BCC eyes 50/50 gender parity
THE Bulawayo City Council (BCC) has come up with a new gender policy that seeks, among other things, to increase female participation in top decision-making positions from the current 27% to 50% by 2030.
BY MTHANDZO NYONI
The gender policy document, gleaned by Southern Eye yesterday, is in line with the country’s Constitution and matches international standards.
It aims to ensure equitable economic development and employment creation opportunities among residents.
Town clerk, Christopher Dube said the latest policy document was a culmination of consultations launched in 2015 after the council had operated without a gender policy since its inception.
“Council will develop gender sensitive recruitment policies, which encourage both women and men, including persons with disabilities, to seek employment in the organisation with a view to achieve gender equity among staff of council,” the policy document in part read.
In terms of resource allocation, the policy stated that steps will be taken to assess the needs and concerns of women and men, with a view to ensure equitable allocation of resources in all areas.
“Council will consider the gender dimensions of the economically disadvantaged and will undertake poverty reduction programmes in a sustainable and gender sensitive manner,” the document read.
Council will allocate informal trading facilities to women and men, able-bodied and disabled, it added.
The local authority, in the policy, recognises HIV and Aids as a major challenge to development, economic and social growth.
It also stated that it would ensure that programmes to address HIV and Aids among councillors, staff and in the community are implemented in a gender responsive manner.
“Council will ensure men, women, boys and girls are consulted and involved in water and sanitation service delivery issues and decisions,” the policy read.

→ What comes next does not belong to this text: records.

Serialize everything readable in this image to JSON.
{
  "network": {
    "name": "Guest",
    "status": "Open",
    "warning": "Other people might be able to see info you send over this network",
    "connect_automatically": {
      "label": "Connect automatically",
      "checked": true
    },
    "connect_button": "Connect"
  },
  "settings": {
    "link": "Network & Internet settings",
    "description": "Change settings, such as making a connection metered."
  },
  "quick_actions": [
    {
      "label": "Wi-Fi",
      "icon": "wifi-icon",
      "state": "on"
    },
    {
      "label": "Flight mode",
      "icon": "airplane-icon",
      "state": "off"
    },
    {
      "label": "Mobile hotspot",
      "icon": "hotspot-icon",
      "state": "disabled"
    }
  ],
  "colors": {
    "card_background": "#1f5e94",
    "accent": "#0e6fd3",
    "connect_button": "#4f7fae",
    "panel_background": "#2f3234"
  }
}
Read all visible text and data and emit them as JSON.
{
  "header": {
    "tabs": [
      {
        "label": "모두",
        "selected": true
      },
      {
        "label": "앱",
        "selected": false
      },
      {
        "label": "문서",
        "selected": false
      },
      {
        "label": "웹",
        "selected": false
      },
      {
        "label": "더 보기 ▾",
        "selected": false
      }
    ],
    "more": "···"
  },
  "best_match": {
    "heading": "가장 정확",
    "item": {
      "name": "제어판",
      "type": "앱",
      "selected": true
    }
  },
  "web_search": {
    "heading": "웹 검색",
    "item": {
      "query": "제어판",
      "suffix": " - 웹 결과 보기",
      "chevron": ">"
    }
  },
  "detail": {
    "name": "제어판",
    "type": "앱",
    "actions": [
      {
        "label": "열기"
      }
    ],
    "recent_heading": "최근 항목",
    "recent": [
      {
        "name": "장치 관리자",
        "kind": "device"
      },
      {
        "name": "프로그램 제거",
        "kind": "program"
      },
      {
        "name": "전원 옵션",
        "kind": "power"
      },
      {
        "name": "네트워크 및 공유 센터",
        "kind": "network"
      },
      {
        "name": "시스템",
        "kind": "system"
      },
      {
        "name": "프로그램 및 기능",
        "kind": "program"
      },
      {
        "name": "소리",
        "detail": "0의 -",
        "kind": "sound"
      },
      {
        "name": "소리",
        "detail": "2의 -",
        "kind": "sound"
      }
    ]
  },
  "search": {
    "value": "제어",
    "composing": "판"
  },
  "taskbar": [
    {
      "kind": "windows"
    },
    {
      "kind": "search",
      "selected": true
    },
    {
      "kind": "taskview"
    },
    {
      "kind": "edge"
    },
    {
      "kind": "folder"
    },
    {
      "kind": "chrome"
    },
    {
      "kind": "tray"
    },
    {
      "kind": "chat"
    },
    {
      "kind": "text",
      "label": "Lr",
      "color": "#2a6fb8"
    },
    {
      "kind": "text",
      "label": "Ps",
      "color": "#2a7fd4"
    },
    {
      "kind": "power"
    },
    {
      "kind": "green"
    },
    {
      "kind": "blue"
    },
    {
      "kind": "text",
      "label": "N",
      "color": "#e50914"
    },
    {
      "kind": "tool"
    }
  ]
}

“This gender policy, therefore, commits to spearheading a specific gender responsive effort in the management of the environment, particularly focusing on the exacerbation effects of climate change on pre-existing inequalities between men and women; boys and girls.”